Go line by line through the records below. Copy whichever lines contain the string "COLLECTION".

--- Records supplied Enclosed Below ---

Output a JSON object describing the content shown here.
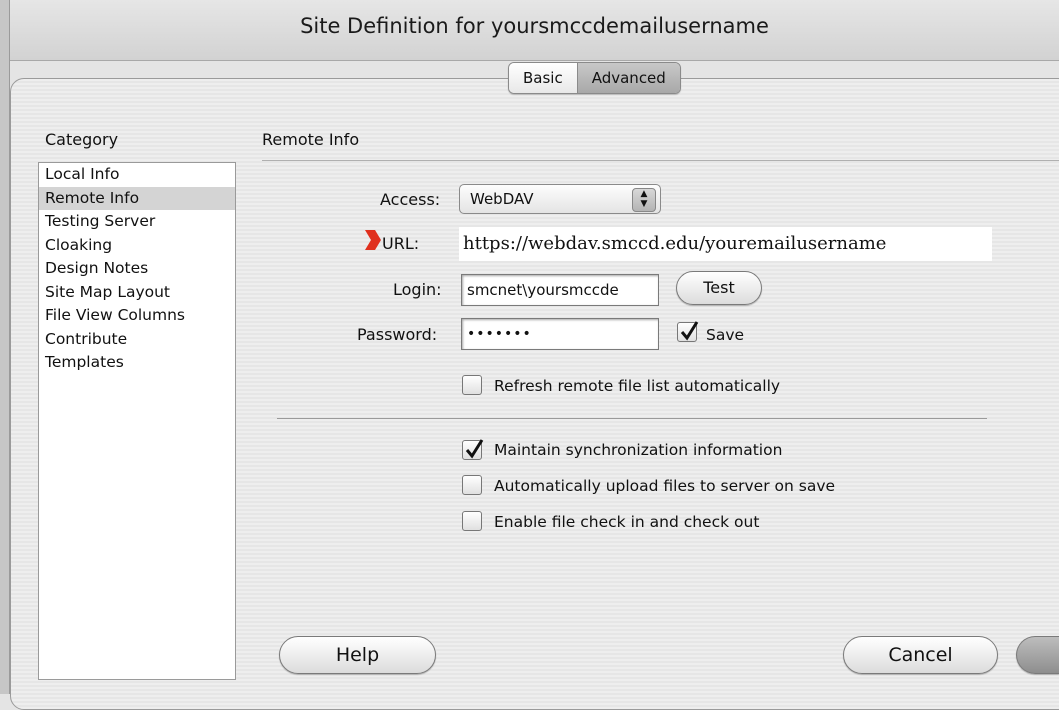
{
  "window": {
    "title": "Site Definition for yoursmccdemailusername"
  },
  "tabs": [
    {
      "label": "Basic"
    },
    {
      "label": "Advanced"
    }
  ],
  "sidebar": {
    "heading": "Category",
    "items": [
      {
        "label": "Local Info"
      },
      {
        "label": "Remote Info"
      },
      {
        "label": "Testing Server"
      },
      {
        "label": "Cloaking"
      },
      {
        "label": "Design Notes"
      },
      {
        "label": "Site Map Layout"
      },
      {
        "label": "File View Columns"
      },
      {
        "label": "Contribute"
      },
      {
        "label": "Templates"
      }
    ],
    "selected": "Remote Info"
  },
  "main": {
    "section_title": "Remote Info",
    "access": {
      "label": "Access:",
      "value": "WebDAV"
    },
    "url": {
      "label": "URL:",
      "value": "https://webdav.smccd.edu/youremailusername"
    },
    "login": {
      "label": "Login:",
      "value": "smcnet\\yoursmccde"
    },
    "test_label": "Test",
    "password": {
      "label": "Password:",
      "value": "•••••••"
    },
    "save": {
      "label": "Save",
      "checked": true
    },
    "refresh": {
      "label": "Refresh remote file list automatically",
      "checked": false
    },
    "maintain_sync": {
      "label": "Maintain synchronization information",
      "checked": true
    },
    "auto_upload": {
      "label": "Automatically upload files to server on save",
      "checked": false
    },
    "check_in_out": {
      "label": "Enable file check in and check out",
      "checked": false
    }
  },
  "footer": {
    "help_label": "Help",
    "cancel_label": "Cancel"
  },
  "colors": {
    "url_marker": "#e0301e"
  }
}
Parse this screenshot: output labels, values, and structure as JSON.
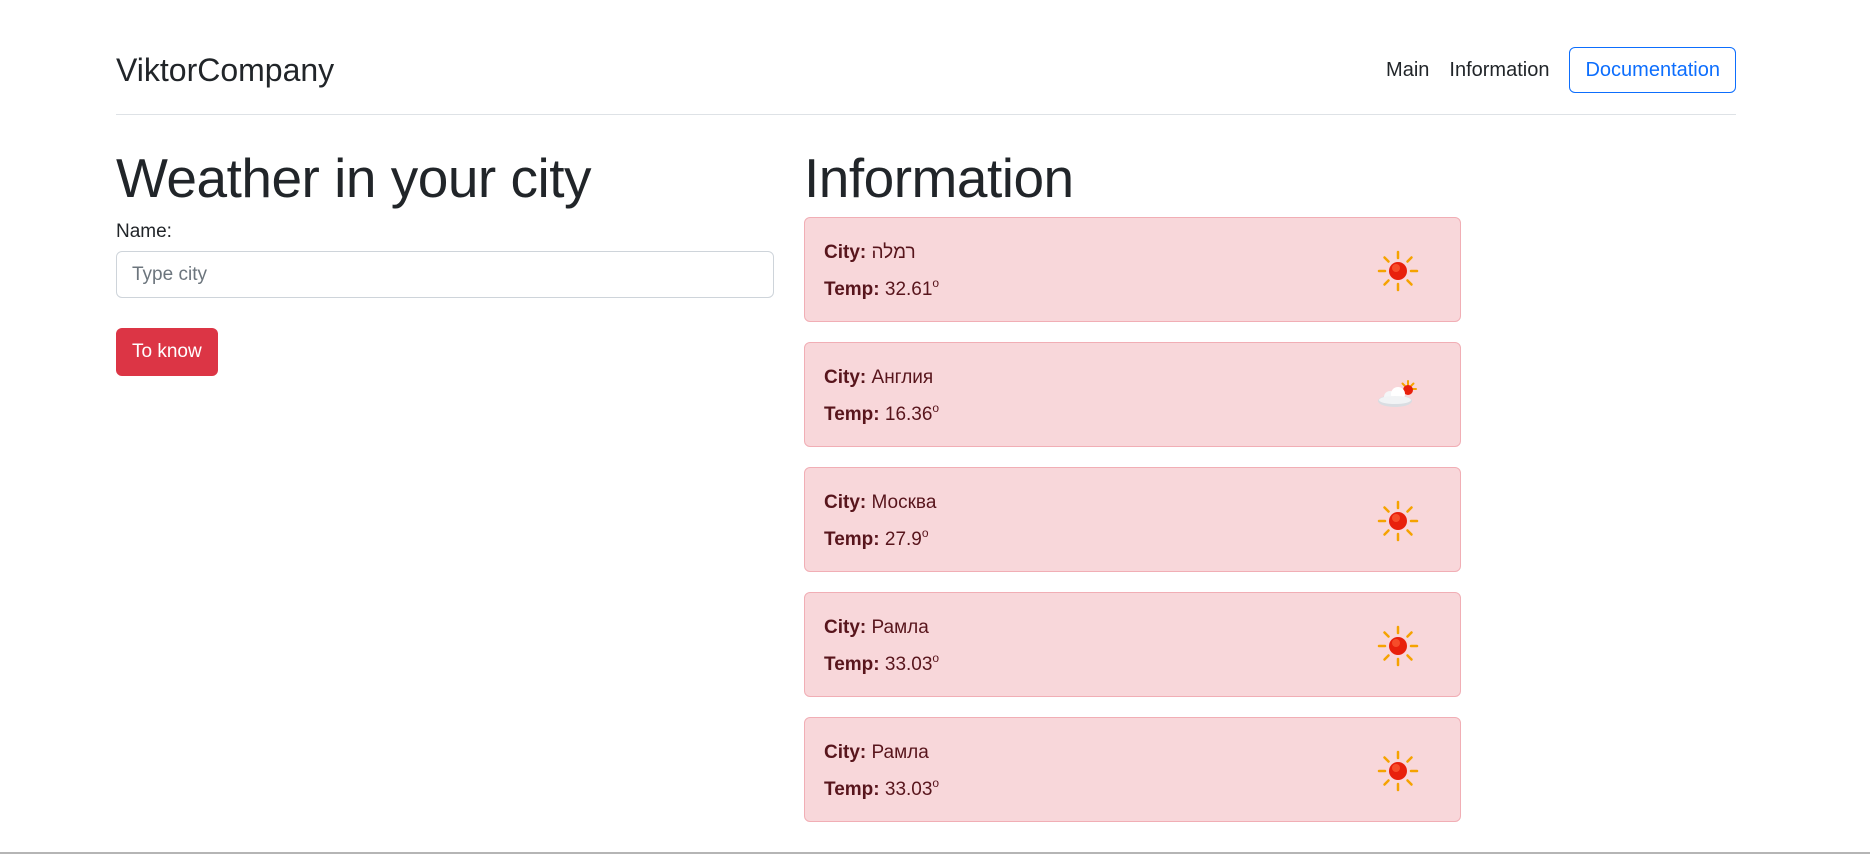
{
  "header": {
    "brand": "ViktorCompany",
    "nav": [
      "Main",
      "Information"
    ],
    "doc_button": "Documentation"
  },
  "form": {
    "title": "Weather in your city",
    "name_label": "Name:",
    "placeholder": "Type city",
    "value": "",
    "submit_label": "To know"
  },
  "info": {
    "title": "Information",
    "city_label": "City:",
    "temp_label": "Temp:",
    "degree": "o",
    "items": [
      {
        "city": "רמלה",
        "temp": "32.61",
        "icon": "sun-icon"
      },
      {
        "city": "Англия",
        "temp": "16.36",
        "icon": "cloud-sun-icon"
      },
      {
        "city": "Москва",
        "temp": "27.9",
        "icon": "sun-icon"
      },
      {
        "city": "Рамла",
        "temp": "33.03",
        "icon": "sun-icon"
      },
      {
        "city": "Рамла",
        "temp": "33.03",
        "icon": "sun-icon"
      }
    ]
  },
  "colors": {
    "primary": "#0d6efd",
    "danger": "#dc3545",
    "alert_bg": "#f8d7da",
    "alert_border": "#f1aeb5",
    "alert_text": "#58151c"
  }
}
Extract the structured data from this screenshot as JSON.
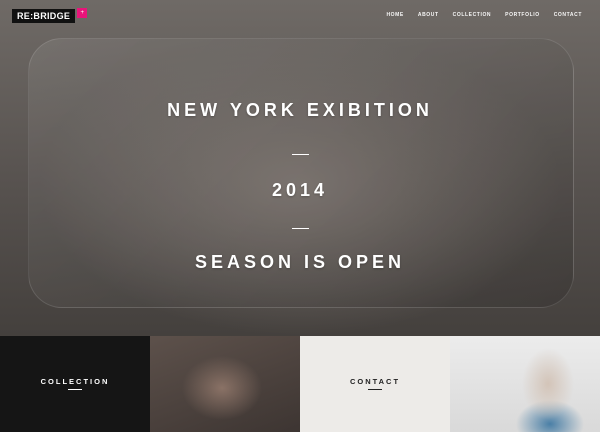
{
  "brand": {
    "logo_text": "RE:BRIDGE",
    "badge": "+"
  },
  "nav": {
    "items": [
      "HOME",
      "ABOUT",
      "COLLECTION",
      "PORTFOLIO",
      "CONTACT"
    ]
  },
  "hero": {
    "line1": "NEW YORK EXIBITION",
    "line2": "2014",
    "line3": "SEASON IS OPEN"
  },
  "tiles": {
    "collection_label": "COLLECTION",
    "contact_label": "CONTACT"
  },
  "colors": {
    "accent": "#e8147a",
    "dark": "#151515",
    "light": "#edebe8",
    "text_light": "#ffffff",
    "text_dark": "#222222"
  }
}
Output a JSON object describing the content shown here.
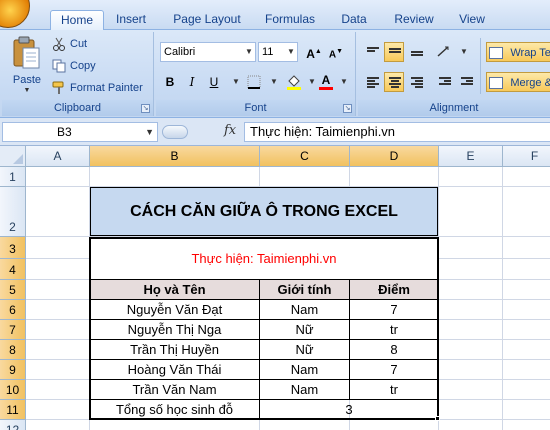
{
  "ribbon": {
    "tabs": [
      "Home",
      "Insert",
      "Page Layout",
      "Formulas",
      "Data",
      "Review",
      "View"
    ],
    "active_tab": "Home",
    "clipboard": {
      "paste_label": "Paste",
      "cut_label": "Cut",
      "copy_label": "Copy",
      "format_painter_label": "Format Painter",
      "group_label": "Clipboard"
    },
    "font": {
      "font_name": "Calibri",
      "font_size": "11",
      "grow_label": "A",
      "shrink_label": "A",
      "bold_label": "B",
      "italic_label": "I",
      "underline_label": "U",
      "font_color_label": "A",
      "group_label": "Font"
    },
    "alignment": {
      "wrap_text_label": "Wrap Te",
      "merge_label": "Merge &",
      "group_label": "Alignment"
    }
  },
  "formula_bar": {
    "name_box": "B3",
    "fx_label": "fx",
    "formula": "Thực hiện: Taimienphi.vn"
  },
  "grid": {
    "columns": [
      "A",
      "B",
      "C",
      "D",
      "E",
      "F"
    ],
    "selected_columns": [
      "B",
      "C",
      "D"
    ],
    "rows": [
      "1",
      "2",
      "3",
      "4",
      "5",
      "6",
      "7",
      "8",
      "9",
      "10",
      "11",
      "12"
    ],
    "selected_rows": [
      "3",
      "4",
      "5",
      "6",
      "7",
      "8",
      "9",
      "10",
      "11"
    ]
  },
  "sheet": {
    "title": "CÁCH CĂN GIỮA Ô TRONG EXCEL",
    "author": "Thực hiện: Taimienphi.vn",
    "headers": [
      "Họ và Tên",
      "Giới tính",
      "Điểm"
    ],
    "rows": [
      [
        "Nguyễn Văn Đạt",
        "Nam",
        "7"
      ],
      [
        "Nguyễn Thị Nga",
        "Nữ",
        "tr"
      ],
      [
        "Trần Thị Huyền",
        "Nữ",
        "8"
      ],
      [
        "Hoàng Văn Thái",
        "Nam",
        "7"
      ],
      [
        "Trần Văn Nam",
        "Nam",
        "tr"
      ]
    ],
    "total_label": "Tổng số học sinh đỗ",
    "total_value": "3"
  },
  "colors": {
    "title_fill": "#c6d9f0",
    "header_fill": "#e6dcdc",
    "author_text": "#ff0000",
    "selected_header": "#f1c15f"
  }
}
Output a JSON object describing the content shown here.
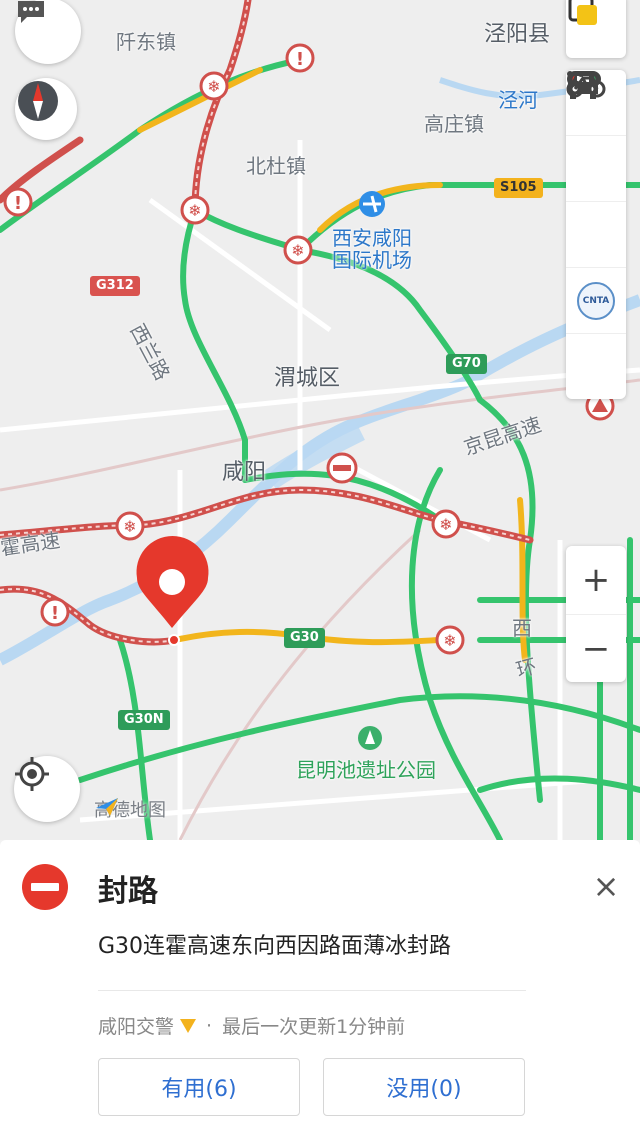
{
  "map": {
    "places": {
      "qiandong": "阡东镇",
      "jingyang": "泾阳县",
      "jinghe": "泾河",
      "gaozhuang": "高庄镇",
      "beidu": "北杜镇",
      "airport_line1": "西安咸阳",
      "airport_line2": "国际机场",
      "weicheng": "渭城区",
      "xianyang": "咸阳",
      "xihuan_road": "西兰路",
      "jingkun": "京昆高速",
      "lianhuo": "霍高速",
      "west_ring_1": "西",
      "west_ring_2": "环",
      "park": "昆明池遗址公园",
      "lu_fragment": "路"
    },
    "shields": {
      "g312": "G312",
      "s105": "S105",
      "g70": "G70",
      "g30": "G30",
      "g30n": "G30N"
    },
    "logo": "高德地图"
  },
  "toolbar": {
    "message_icon": "chat-bubble-icon",
    "compass_icon": "compass-icon",
    "locate_icon": "locate-icon",
    "layers_icon": "layers-icon",
    "traffic_icon": "traffic-light-icon",
    "car_icon": "car-icon",
    "bike_icon": "bicycle-icon",
    "cnta_label": "CNTA",
    "more_icon": "more-icon",
    "zoom_in": "+",
    "zoom_out": "−"
  },
  "incident": {
    "title": "封路",
    "description": "G30连霍高速东向西因路面薄冰封路",
    "source": "咸阳交警",
    "separator": "·",
    "updated": "最后一次更新1分钟前",
    "useful_button": "有用(6)",
    "useless_button": "没用(0)",
    "close": "×"
  },
  "colors": {
    "road_green": "#35c46d",
    "road_yellow": "#f2b51c",
    "road_red": "#d0504c",
    "marker_red": "#e5382c",
    "link_blue": "#2f6fd1"
  }
}
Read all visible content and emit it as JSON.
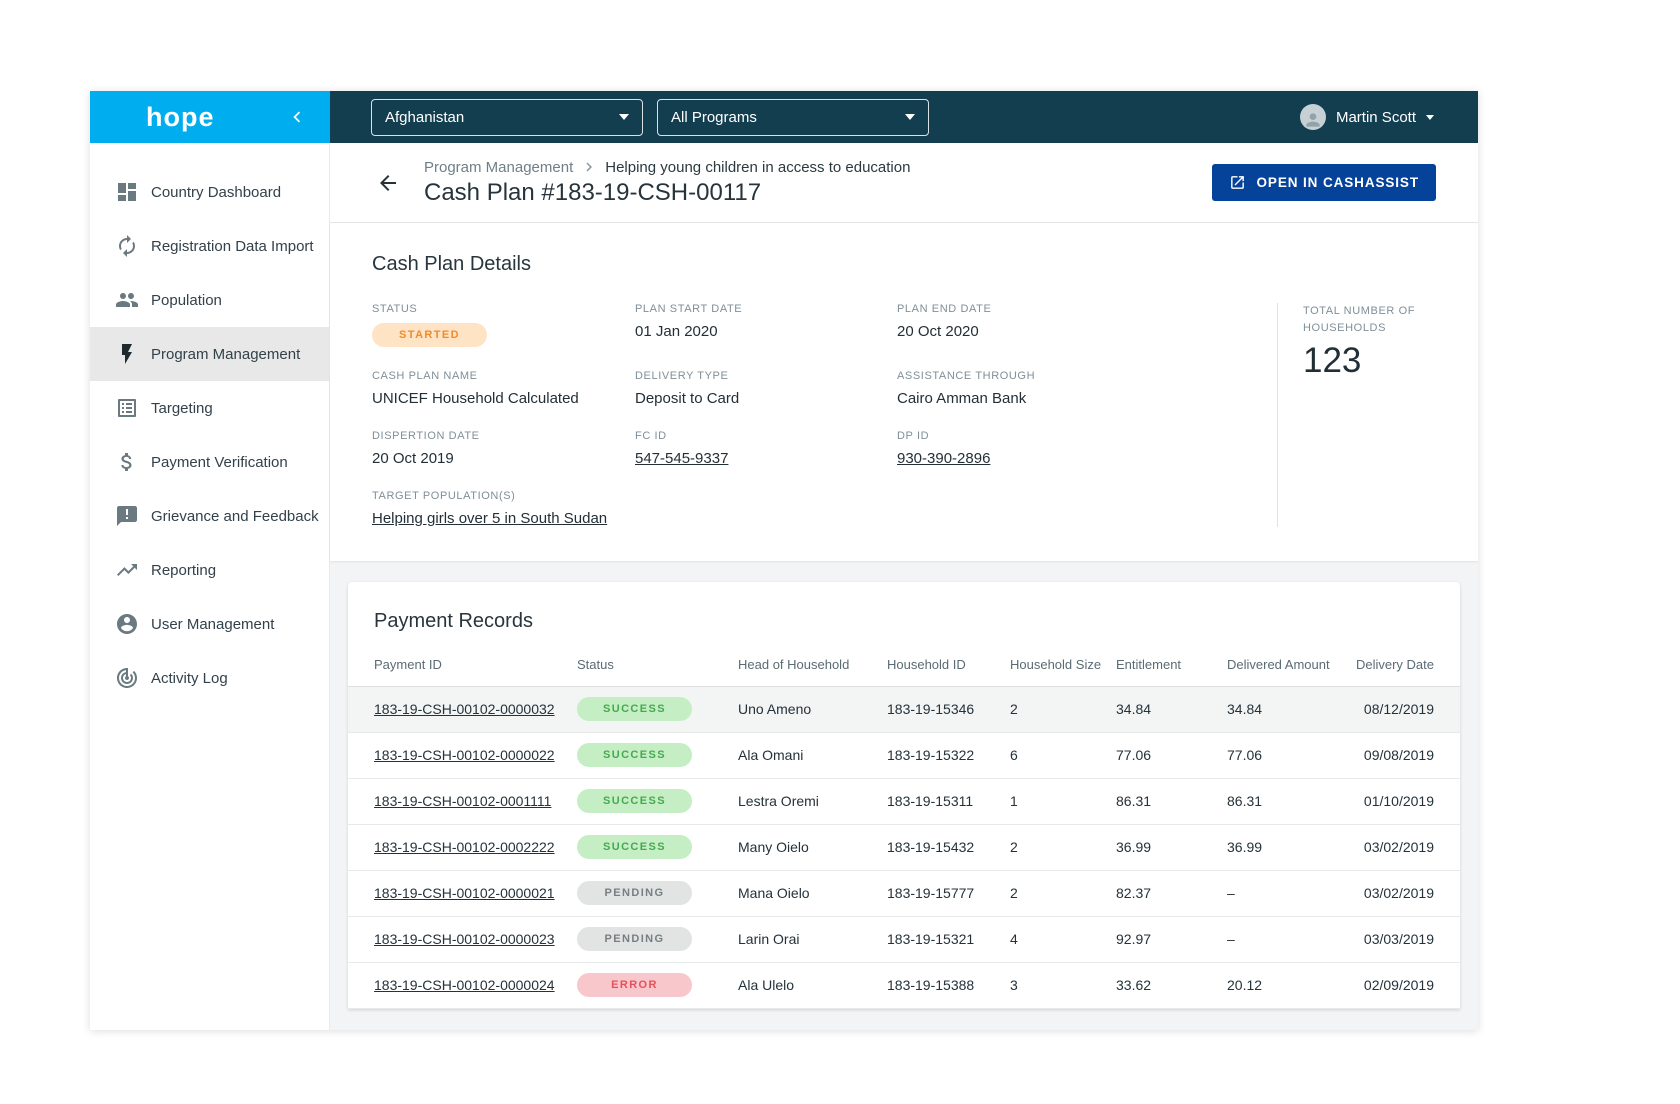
{
  "colors": {
    "brand_blue": "#00ADEF",
    "topbar": "#123E4F",
    "primary_button": "#05439B",
    "status_started_bg": "#FFE3C5",
    "status_started_text": "#EE8D2E",
    "status_success_bg": "#C5EEC5",
    "status_success_text": "#47A94F",
    "status_pending_bg": "#E2E3E3",
    "status_pending_text": "#767F83",
    "status_error_bg": "#F8C7CB",
    "status_error_text": "#E4515B"
  },
  "logo": {
    "text": "hope"
  },
  "topbar": {
    "location_select": "Afghanistan",
    "program_select": "All Programs",
    "user_name": "Martin Scott"
  },
  "sidebar": {
    "items": [
      {
        "label": "Country Dashboard",
        "icon": "dashboard-icon"
      },
      {
        "label": "Registration Data Import",
        "icon": "sync-icon"
      },
      {
        "label": "Population",
        "icon": "people-icon"
      },
      {
        "label": "Program Management",
        "icon": "bolt-icon"
      },
      {
        "label": "Targeting",
        "icon": "list-icon"
      },
      {
        "label": "Payment Verification",
        "icon": "dollar-icon"
      },
      {
        "label": "Grievance and Feedback",
        "icon": "feedback-icon"
      },
      {
        "label": "Reporting",
        "icon": "trending-up-icon"
      },
      {
        "label": "User Management",
        "icon": "user-circle-icon"
      },
      {
        "label": "Activity Log",
        "icon": "activity-icon"
      }
    ]
  },
  "header": {
    "breadcrumb_section": "Program Management",
    "breadcrumb_page": "Helping young children in access to education",
    "title": "Cash Plan #183-19-CSH-00117",
    "open_button": "OPEN IN CASHASSIST"
  },
  "details": {
    "title": "Cash Plan Details",
    "fields": [
      {
        "label": "STATUS",
        "value": "STARTED"
      },
      {
        "label": "PLAN START DATE",
        "value": "01 Jan 2020"
      },
      {
        "label": "PLAN END DATE",
        "value": "20 Oct 2020"
      },
      {
        "label": "CASH PLAN NAME",
        "value": "UNICEF Household Calculated"
      },
      {
        "label": "DELIVERY TYPE",
        "value": "Deposit to Card"
      },
      {
        "label": "ASSISTANCE THROUGH",
        "value": "Cairo Amman Bank"
      },
      {
        "label": "DISPERTION DATE",
        "value": "20 Oct 2019"
      },
      {
        "label": "FC ID",
        "value": "547-545-9337"
      },
      {
        "label": "DP ID",
        "value": "930-390-2896"
      },
      {
        "label": "TARGET POPULATION(S)",
        "value": "Helping girls over 5 in South Sudan"
      }
    ],
    "households": {
      "label": "TOTAL NUMBER OF HOUSEHOLDS",
      "value": "123"
    }
  },
  "payments": {
    "title": "Payment Records",
    "columns": [
      "Payment ID",
      "Status",
      "Head of Household",
      "Household ID",
      "Household Size",
      "Entitlement",
      "Delivered Amount",
      "Delivery Date"
    ],
    "rows": [
      {
        "id": "183-19-CSH-00102-0000032",
        "status": "SUCCESS",
        "head": "Uno Ameno",
        "household_id": "183-19-15346",
        "size": "2",
        "entitlement": "34.84",
        "delivered": "34.84",
        "date": "08/12/2019"
      },
      {
        "id": "183-19-CSH-00102-0000022",
        "status": "SUCCESS",
        "head": "Ala Omani",
        "household_id": "183-19-15322",
        "size": "6",
        "entitlement": "77.06",
        "delivered": "77.06",
        "date": "09/08/2019"
      },
      {
        "id": "183-19-CSH-00102-0001111",
        "status": "SUCCESS",
        "head": "Lestra Oremi",
        "household_id": "183-19-15311",
        "size": "1",
        "entitlement": "86.31",
        "delivered": "86.31",
        "date": "01/10/2019"
      },
      {
        "id": "183-19-CSH-00102-0002222",
        "status": "SUCCESS",
        "head": "Many Oielo",
        "household_id": "183-19-15432",
        "size": "2",
        "entitlement": "36.99",
        "delivered": "36.99",
        "date": "03/02/2019"
      },
      {
        "id": "183-19-CSH-00102-0000021",
        "status": "PENDING",
        "head": "Mana Oielo",
        "household_id": "183-19-15777",
        "size": "2",
        "entitlement": "82.37",
        "delivered": "–",
        "date": "03/02/2019"
      },
      {
        "id": "183-19-CSH-00102-0000023",
        "status": "PENDING",
        "head": "Larin Orai",
        "household_id": "183-19-15321",
        "size": "4",
        "entitlement": "92.97",
        "delivered": "–",
        "date": "03/03/2019"
      },
      {
        "id": "183-19-CSH-00102-0000024",
        "status": "ERROR",
        "head": "Ala Ulelo",
        "household_id": "183-19-15388",
        "size": "3",
        "entitlement": "33.62",
        "delivered": "20.12",
        "date": "02/09/2019"
      }
    ]
  }
}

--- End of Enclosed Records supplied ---

### Exercise response
      "COLLECTION",
    "collection_label": "COLLECTION",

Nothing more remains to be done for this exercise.